**Exercise:** Among the lines below, return each one that contains the word "gloss".

[Saved data entries]

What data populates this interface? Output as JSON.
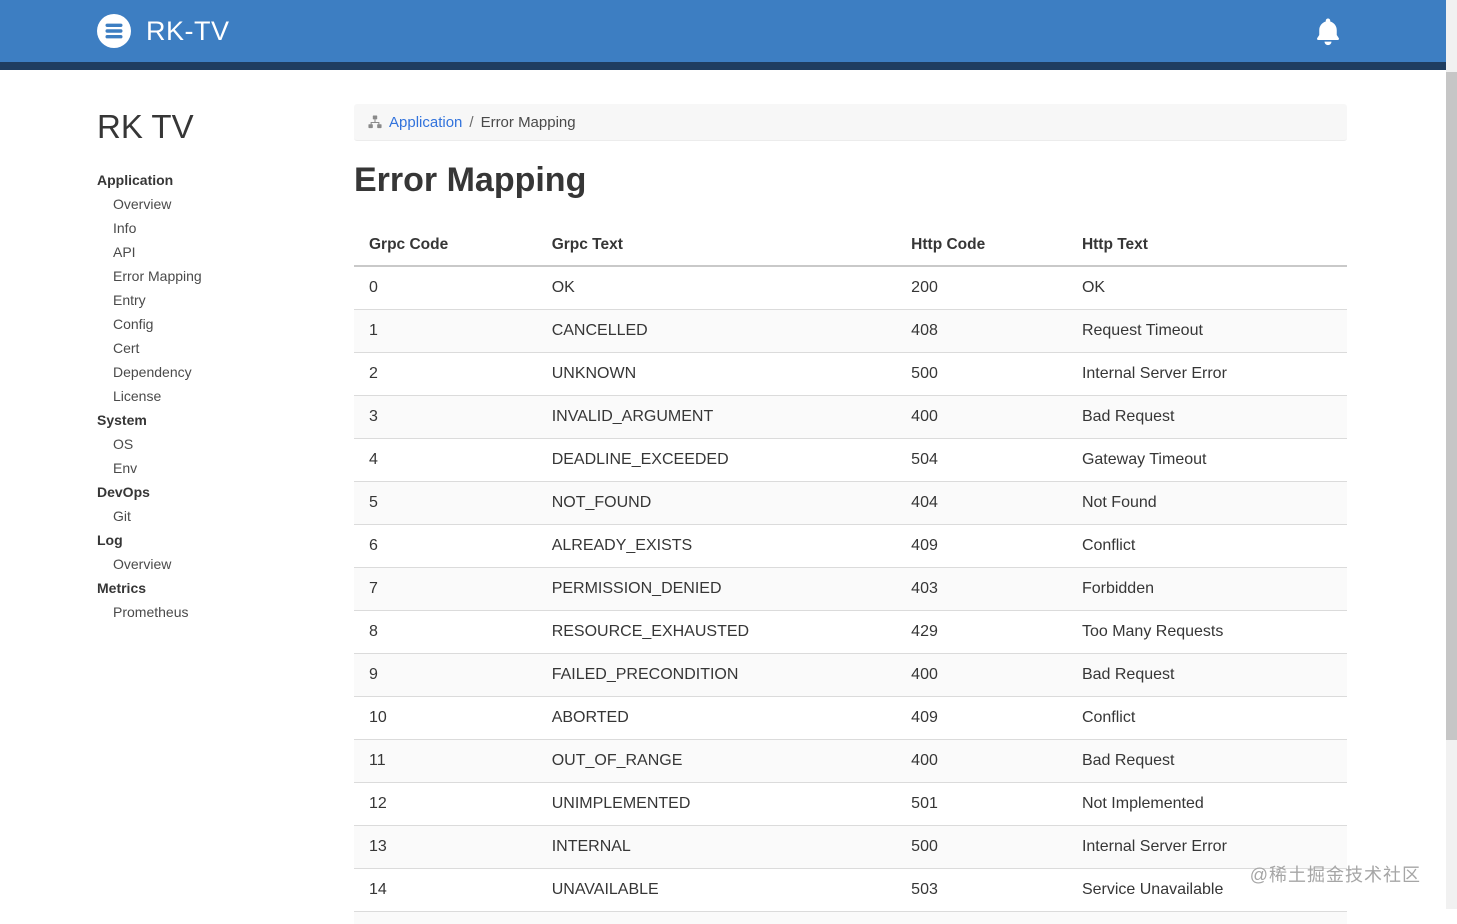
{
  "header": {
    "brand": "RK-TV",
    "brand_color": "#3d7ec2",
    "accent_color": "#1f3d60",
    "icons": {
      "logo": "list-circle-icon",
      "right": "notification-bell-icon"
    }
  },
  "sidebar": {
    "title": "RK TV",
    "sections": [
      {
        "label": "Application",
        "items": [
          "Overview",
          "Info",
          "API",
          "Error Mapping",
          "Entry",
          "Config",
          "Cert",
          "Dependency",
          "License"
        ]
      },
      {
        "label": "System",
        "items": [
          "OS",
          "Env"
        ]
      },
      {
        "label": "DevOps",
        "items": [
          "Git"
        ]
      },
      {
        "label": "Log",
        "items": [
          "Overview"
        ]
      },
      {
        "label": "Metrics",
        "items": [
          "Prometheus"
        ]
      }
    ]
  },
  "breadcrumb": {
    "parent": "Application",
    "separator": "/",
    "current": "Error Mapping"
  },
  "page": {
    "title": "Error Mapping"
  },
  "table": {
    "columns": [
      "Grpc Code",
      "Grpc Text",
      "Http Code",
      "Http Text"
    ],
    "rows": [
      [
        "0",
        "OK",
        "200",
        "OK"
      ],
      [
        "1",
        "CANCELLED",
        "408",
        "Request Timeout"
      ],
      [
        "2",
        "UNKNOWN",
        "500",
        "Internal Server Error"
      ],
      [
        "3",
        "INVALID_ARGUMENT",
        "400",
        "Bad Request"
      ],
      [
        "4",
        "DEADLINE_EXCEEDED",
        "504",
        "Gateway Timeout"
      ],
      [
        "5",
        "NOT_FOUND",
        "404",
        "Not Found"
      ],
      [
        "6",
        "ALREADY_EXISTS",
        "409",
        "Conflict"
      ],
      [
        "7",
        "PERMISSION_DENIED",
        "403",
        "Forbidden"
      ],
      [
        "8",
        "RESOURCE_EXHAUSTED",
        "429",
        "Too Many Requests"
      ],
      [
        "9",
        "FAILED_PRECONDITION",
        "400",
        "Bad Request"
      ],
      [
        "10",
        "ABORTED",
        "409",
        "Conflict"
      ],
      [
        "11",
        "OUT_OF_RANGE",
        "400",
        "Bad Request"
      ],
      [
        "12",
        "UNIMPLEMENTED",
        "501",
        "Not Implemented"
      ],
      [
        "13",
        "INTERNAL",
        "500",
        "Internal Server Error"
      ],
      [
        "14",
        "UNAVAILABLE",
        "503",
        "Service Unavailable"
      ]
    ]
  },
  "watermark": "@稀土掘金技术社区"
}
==
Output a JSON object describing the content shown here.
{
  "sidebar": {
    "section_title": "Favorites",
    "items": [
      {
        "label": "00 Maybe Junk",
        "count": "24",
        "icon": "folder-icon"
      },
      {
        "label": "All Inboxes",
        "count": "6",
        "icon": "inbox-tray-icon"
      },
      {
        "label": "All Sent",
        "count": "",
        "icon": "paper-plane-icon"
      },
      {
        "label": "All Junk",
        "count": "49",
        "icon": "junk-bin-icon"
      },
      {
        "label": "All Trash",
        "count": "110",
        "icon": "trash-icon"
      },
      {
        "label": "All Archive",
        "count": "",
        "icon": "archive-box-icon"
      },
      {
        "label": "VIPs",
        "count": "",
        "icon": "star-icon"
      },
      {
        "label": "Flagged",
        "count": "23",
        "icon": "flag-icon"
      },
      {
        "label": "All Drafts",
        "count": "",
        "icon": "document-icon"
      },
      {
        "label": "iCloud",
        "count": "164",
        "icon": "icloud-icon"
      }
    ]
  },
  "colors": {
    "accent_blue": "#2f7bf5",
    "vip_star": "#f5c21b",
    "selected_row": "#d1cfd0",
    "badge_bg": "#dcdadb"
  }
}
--
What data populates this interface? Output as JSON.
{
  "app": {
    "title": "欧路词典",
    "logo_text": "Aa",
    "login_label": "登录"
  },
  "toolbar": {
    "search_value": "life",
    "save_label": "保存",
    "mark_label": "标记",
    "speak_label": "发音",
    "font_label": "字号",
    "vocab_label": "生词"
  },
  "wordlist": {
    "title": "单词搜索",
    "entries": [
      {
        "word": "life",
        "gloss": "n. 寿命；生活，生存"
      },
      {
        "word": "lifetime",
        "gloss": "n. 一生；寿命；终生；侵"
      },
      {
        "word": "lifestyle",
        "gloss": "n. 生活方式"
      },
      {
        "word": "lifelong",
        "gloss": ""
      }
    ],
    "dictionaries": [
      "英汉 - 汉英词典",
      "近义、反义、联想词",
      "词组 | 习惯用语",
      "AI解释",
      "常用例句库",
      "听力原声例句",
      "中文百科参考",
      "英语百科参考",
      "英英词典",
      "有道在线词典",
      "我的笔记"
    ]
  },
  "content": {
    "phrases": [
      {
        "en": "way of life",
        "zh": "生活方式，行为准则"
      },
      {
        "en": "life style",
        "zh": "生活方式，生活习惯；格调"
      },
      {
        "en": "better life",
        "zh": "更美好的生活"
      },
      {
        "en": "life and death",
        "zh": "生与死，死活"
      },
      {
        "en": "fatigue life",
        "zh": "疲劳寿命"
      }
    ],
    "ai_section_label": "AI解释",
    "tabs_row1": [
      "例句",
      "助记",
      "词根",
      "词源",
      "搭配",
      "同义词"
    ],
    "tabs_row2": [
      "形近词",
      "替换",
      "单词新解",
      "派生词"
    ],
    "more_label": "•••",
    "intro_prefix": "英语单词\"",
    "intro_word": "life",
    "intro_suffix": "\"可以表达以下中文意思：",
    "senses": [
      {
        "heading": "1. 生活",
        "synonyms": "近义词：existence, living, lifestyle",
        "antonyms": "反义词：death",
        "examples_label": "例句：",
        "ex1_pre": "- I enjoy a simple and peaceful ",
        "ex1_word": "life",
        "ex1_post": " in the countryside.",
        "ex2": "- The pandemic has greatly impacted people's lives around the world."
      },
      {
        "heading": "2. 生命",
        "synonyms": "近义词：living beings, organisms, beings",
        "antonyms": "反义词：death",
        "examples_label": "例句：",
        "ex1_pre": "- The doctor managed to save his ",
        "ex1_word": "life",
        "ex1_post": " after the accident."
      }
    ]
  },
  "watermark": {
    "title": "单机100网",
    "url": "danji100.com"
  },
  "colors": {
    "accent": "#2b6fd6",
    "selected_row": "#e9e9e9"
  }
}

**Written answer:**
        "gloss": "n. 寿命；生活，生存"
        "gloss": "n. 一生；寿命；终生；侵"
        "gloss": "n. 生活方式"
        "gloss": ""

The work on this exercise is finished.